EXTRACTED INFORMATION —

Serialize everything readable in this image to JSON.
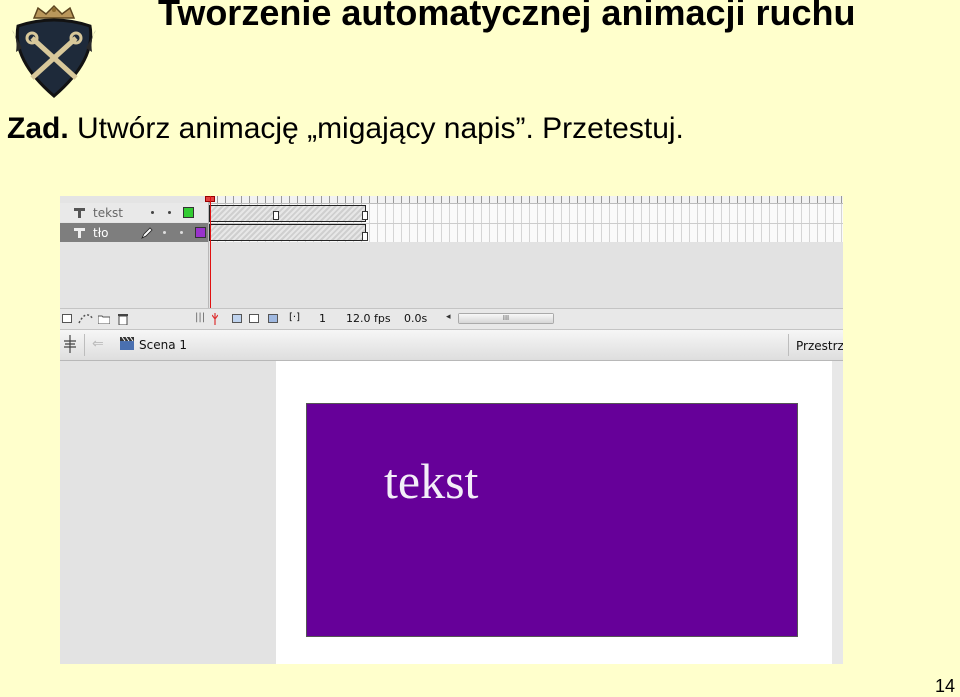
{
  "slide": {
    "title": "Tworzenie automatycznej animacji ruchu",
    "task_prefix": "Zad.",
    "task_text": " Utwórz animację „migający napis”. Przetestuj.",
    "page_number": "14"
  },
  "timeline": {
    "layers": [
      {
        "name": "tekst",
        "color": "#33CC33",
        "selected": false
      },
      {
        "name": "tło",
        "color": "#9933CC",
        "selected": true
      }
    ],
    "current_frame": "1",
    "fps": "12.0 fps",
    "elapsed": "0.0s",
    "scroll_thumb_label": "III"
  },
  "scene_bar": {
    "scene_label": "Scena 1",
    "right_label": "Przestrze"
  },
  "stage": {
    "background_color": "#660099",
    "text": "tekst"
  },
  "icons": [
    "crest-logo-icon",
    "layer-icon",
    "pencil-icon",
    "new-layer-icon",
    "motion-guide-icon",
    "folder-icon",
    "trash-icon",
    "onion-skin-icon",
    "edit-multiple-frames-icon",
    "modify-markers-icon",
    "back-arrow-icon",
    "scene-clapper-icon",
    "timeline-toggle-icon"
  ]
}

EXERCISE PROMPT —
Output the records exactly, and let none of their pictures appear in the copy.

ANSWER TO THE EXERCISE —
Serialize everything readable in this image to JSON.
{
  "slide": {
    "title": "Tworzenie automatycznej animacji ruchu",
    "task_prefix": "Zad.",
    "task_text": " Utwórz animację „migający napis”. Przetestuj.",
    "page_number": "14"
  },
  "timeline": {
    "layers": [
      {
        "name": "tekst",
        "color": "#33CC33",
        "selected": false
      },
      {
        "name": "tło",
        "color": "#9933CC",
        "selected": true
      }
    ],
    "current_frame": "1",
    "fps": "12.0 fps",
    "elapsed": "0.0s",
    "scroll_thumb_label": "III"
  },
  "scene_bar": {
    "scene_label": "Scena 1",
    "right_label": "Przestrze"
  },
  "stage": {
    "background_color": "#660099",
    "text": "tekst"
  },
  "icons": [
    "crest-logo-icon",
    "layer-icon",
    "pencil-icon",
    "new-layer-icon",
    "motion-guide-icon",
    "folder-icon",
    "trash-icon",
    "onion-skin-icon",
    "edit-multiple-frames-icon",
    "modify-markers-icon",
    "back-arrow-icon",
    "scene-clapper-icon",
    "timeline-toggle-icon"
  ]
}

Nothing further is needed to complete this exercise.